and pray the Holy Spirit for once is with him when he decides. The
spirit wasn't with him when he was in Boston."
His Italian parishioners respond differently. After the service,
Law emerged from the sacristy to greet several Italian families
that had come to him for blessings, and they kissed his ring. Asked
afterward what they knew about Law and his past, they said they
knew him only as rector of the basilica and had heard nothing about
the scandal in Boston.
Law talked briefly with a reporter about the powerful emotion of
the last few days and about the pope who consecrated him as a cardinal
in 1985. ''That rich legacy that is his teaching will always be
a gift to us," he said.
Law declined to be interviewed, and said simply, ''We will be here
until 11 p.m. praying for the Holy Father. That is our focus. That
is where we should keep our thoughts right now. Stay, pray with
Law also greeted Ted Woodard, 20, from Norwood, who was traveling
through Italy and turned his vacation into a pilgrimage to pay his
last respects to the pope.
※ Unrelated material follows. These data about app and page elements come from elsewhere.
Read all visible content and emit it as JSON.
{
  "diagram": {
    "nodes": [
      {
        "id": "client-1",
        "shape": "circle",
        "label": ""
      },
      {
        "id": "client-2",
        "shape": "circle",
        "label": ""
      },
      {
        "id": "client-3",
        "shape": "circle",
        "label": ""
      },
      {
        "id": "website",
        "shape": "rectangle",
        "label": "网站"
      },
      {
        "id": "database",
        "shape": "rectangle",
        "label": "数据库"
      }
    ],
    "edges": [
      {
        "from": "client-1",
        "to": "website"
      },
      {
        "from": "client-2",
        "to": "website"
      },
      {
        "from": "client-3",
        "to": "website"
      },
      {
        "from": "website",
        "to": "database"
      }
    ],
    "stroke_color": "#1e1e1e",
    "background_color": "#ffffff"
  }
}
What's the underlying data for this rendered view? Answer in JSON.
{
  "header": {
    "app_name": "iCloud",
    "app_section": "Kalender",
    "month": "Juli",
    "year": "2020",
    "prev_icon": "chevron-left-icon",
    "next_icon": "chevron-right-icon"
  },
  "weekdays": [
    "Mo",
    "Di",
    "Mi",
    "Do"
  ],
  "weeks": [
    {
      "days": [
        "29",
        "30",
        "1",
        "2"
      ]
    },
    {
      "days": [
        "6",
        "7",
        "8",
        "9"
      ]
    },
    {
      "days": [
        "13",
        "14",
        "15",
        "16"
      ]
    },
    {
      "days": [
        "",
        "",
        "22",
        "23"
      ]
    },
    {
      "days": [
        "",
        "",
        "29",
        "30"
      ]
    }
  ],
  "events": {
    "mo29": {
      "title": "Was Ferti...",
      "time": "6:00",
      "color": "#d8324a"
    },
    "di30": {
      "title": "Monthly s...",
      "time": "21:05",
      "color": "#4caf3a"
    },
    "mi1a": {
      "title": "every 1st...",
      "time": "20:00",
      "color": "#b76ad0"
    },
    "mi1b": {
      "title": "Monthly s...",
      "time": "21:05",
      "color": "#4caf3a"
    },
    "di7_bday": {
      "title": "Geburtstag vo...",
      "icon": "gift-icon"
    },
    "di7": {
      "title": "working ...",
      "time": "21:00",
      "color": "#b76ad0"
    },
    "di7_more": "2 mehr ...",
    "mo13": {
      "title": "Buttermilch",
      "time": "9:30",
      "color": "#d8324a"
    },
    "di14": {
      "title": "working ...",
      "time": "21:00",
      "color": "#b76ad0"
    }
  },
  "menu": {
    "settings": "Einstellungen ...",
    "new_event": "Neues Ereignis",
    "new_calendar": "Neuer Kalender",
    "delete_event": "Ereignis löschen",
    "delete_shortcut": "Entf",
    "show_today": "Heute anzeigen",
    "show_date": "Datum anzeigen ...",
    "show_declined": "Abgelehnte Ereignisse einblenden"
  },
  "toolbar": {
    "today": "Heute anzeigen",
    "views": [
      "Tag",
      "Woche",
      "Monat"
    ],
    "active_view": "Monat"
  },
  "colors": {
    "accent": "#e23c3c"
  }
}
Woodard knew Law from serving as a youth
representative on the Boston diocesan parish council when Law was
''I worked with Cardinal Law and have a lot of respect for him,"
The charisma and intellect that once made Law one of the stars
of the church was evident, but he looked older, a bit stooped and
He turned back into the church for the ''adoration" prayers
for the pope, and told one of his aides, ''I am going to pray."
Then Law walked down the center aisle of the church and knelt before
the altar and prayed quietly and alone.
Correspondent Sofia Celeste contributed to this report from
Rome. Kathleen A. Burge of the Globe staff contributed from Boston.